After amassing an impressive record of Supreme Court challenges to state-sponsored discrimination, including the landmark Brown v. Board decision in 1954, President John F. Kennedy appointed Thurgood Marshall to the U.S. Court of Appeals for the Second Circuit. In this capacity, he wrote over 150 decisions including support for the rights of immigrants, limiting government intrusion in cases involving illegal search and seizure, double jeopardy, and right to privacy issues. Biographers
Michael Davis and Hunter Clark note that, "none of his (Marshall's) 98 majority decisions was ever reversed by the Supreme Court."
In 1965 President Lyndon Johnson appointed Judge Marshall to the office of U.S. Solicitor General. Before his subsequent nomination to the United States Supreme Court in 1967, Thurgood Marshall won 14 of the 19 cases he argued before the Supreme Court on behalf of the government. Indeed, Thurgood Marshall represented and won more cases before the United States Supreme Court than any other American.

Until his retirement from the highest court in the land, Justice Marshall established a record for supporting the voiceless American. Having honed his skills since the case against the University of Maryland, he developed a profound sensitivity to injustice by way of the crucible of racial discrimination in this country. As an Associate Supreme Court Justice, Thurgood Marshall leaves a legacy that expands that early sensitivity to include all of America's voiceless.

Justice Marshall died on January 24, 1993.

I invite all villagers to use the COMMENTS section ('Village Voices') to share your thoughts, memories or insights on Thurgood Marshall.

July 1, 2014

Introduce Yourself

Hotep! My vision for the Electronic Village is simple. I want you to feel that you have entered a warm and welcoming enclave where you can rest for a moment under our baobob tree and share libations with fellow villagers.

Just relax for a moment in your hectic surfing through cyberspace ... relax and enjoy the vibe of our Electronic Village.

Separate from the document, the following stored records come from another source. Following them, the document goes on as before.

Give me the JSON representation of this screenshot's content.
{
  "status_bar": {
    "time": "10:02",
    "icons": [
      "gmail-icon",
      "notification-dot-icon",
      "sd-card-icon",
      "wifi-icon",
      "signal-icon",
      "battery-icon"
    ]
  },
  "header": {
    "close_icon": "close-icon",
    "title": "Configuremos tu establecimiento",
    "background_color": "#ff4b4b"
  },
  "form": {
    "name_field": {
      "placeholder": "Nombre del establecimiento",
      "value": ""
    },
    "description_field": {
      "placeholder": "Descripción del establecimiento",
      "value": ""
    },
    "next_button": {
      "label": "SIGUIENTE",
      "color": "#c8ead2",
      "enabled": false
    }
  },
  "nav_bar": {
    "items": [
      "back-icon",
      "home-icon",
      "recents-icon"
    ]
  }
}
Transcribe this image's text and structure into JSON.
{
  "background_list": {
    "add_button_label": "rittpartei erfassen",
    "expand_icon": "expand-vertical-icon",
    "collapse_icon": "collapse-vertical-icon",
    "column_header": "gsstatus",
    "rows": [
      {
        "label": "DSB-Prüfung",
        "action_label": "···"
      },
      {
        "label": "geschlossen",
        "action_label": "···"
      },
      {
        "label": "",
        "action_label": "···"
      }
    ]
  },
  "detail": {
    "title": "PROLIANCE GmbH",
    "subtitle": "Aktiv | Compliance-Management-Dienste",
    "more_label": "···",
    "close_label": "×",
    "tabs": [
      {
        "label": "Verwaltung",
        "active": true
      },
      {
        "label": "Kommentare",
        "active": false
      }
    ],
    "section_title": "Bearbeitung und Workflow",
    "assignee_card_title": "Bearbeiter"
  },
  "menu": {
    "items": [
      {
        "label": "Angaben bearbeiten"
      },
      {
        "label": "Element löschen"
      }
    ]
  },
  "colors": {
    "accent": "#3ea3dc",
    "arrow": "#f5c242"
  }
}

We hope that our voice is a worthy one in the blogosphere. The Electronic Village strives to share information that uplifts people of African descent throughout the diaspora. There are a number of ways that you can hear our drumbeat in a timely manner. However, we realize that it is your drumbeat that makes us better. Please comment freely on any post that you read here in the Electronic Village.

If you have any questions, or want to promote your blog then you can do this here! Just leave a 'comment' to this post.

'Am I Not Human?' Blogging Campaign

Please let us know if you plan to participate in our monthly campaign. We seek bloggers interested in sharing information about human rights violations with their blog readers on the 27th of each month.

All of us need to do something. Protest. Meditate. Pray.

In the case of bloggers ... we want you to blog on the 27th of each month. Just share information on behalf of our human siblings in all suffering areas who are either barred from communication by their governments, or lacking in technology to ask: Am I Not Human?

Will you join us?

June 30, 2014

An Ordinary Hero: The True Story of Joan Trumpauer Mulholland

Joan Trumpauer Mulholland (2013)

'An Ordinary Hero' is the story of Joan Trumpauer Mulholland, a little known Civil Rights worker who did the extraordinary.



As a 19 year old college student in 1961, Joan had already participated in nearly three dozen protests and sit-ins when she was arrested for participating in the Freedom Rides. After spending two months at the infamous Parchman Penitentiary on death row she transferred from Duke University to historically black Tougaloo Southern Christian College because she felt integration should be a two way street. She became one of the first white woman to join the Delta Sigma Theta sorority.